Andrew McMartin , Princeton University
Previous research invokes psychosocial models to explain the consequences of socioeconomic disparities. The dynamics of status differentiation and resource allocation, however, have primarily been conceptualized at the macro level, overlooking the potential salience of hierarchies derived among peers in local contexts. In this study, I use data from Add Health and NCES to examine the influence of socioeconomic rank among schoolmates on psychosocial and educational outcomes. I exploit quasi-random variation across cohorts to mitigate selection bias, and isolate the effect of ordinal rank itself from that of peer composition, the magnitude of social distance, and absolute status.
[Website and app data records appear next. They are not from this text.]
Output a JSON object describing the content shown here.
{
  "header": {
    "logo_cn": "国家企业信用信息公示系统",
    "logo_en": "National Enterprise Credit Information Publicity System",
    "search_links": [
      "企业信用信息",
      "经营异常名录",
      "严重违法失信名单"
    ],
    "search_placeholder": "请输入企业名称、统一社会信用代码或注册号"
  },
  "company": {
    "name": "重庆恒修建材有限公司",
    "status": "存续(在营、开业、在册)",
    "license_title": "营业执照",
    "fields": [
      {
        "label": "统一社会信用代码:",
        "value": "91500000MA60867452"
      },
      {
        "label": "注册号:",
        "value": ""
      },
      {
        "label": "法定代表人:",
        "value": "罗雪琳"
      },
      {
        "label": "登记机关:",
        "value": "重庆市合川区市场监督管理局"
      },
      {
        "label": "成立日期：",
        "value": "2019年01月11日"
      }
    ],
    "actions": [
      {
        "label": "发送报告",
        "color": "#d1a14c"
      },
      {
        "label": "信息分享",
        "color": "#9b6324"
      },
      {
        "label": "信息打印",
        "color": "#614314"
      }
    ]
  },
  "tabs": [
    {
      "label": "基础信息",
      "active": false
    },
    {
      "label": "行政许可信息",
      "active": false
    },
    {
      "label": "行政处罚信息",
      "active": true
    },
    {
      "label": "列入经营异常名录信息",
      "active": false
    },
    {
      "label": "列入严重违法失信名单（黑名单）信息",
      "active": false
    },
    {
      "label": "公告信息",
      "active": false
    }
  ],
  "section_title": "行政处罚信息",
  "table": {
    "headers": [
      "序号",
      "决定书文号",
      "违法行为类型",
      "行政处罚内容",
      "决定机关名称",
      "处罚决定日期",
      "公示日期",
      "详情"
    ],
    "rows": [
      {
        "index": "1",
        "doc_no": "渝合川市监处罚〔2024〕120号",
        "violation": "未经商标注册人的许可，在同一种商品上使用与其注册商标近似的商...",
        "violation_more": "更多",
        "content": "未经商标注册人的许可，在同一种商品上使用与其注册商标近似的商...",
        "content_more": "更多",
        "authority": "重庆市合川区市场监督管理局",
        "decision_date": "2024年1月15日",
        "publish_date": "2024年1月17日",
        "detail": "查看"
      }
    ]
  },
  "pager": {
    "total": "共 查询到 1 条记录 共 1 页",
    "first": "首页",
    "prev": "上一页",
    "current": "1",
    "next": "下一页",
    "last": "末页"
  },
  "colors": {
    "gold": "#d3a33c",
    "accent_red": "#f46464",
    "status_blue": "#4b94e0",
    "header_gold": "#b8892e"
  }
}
Results suggest that higher rank leads to improved psychosocial health and increased educational attainment, supporting an integration of the relative material deprivation framework with academic “frog-pond” models of peer comparison and competition. Attention to such local hierarchies in conjunction with aggregate processes may offer a more complete understanding of socioeconomic inequality.
Presented in Session 2. Children & Youth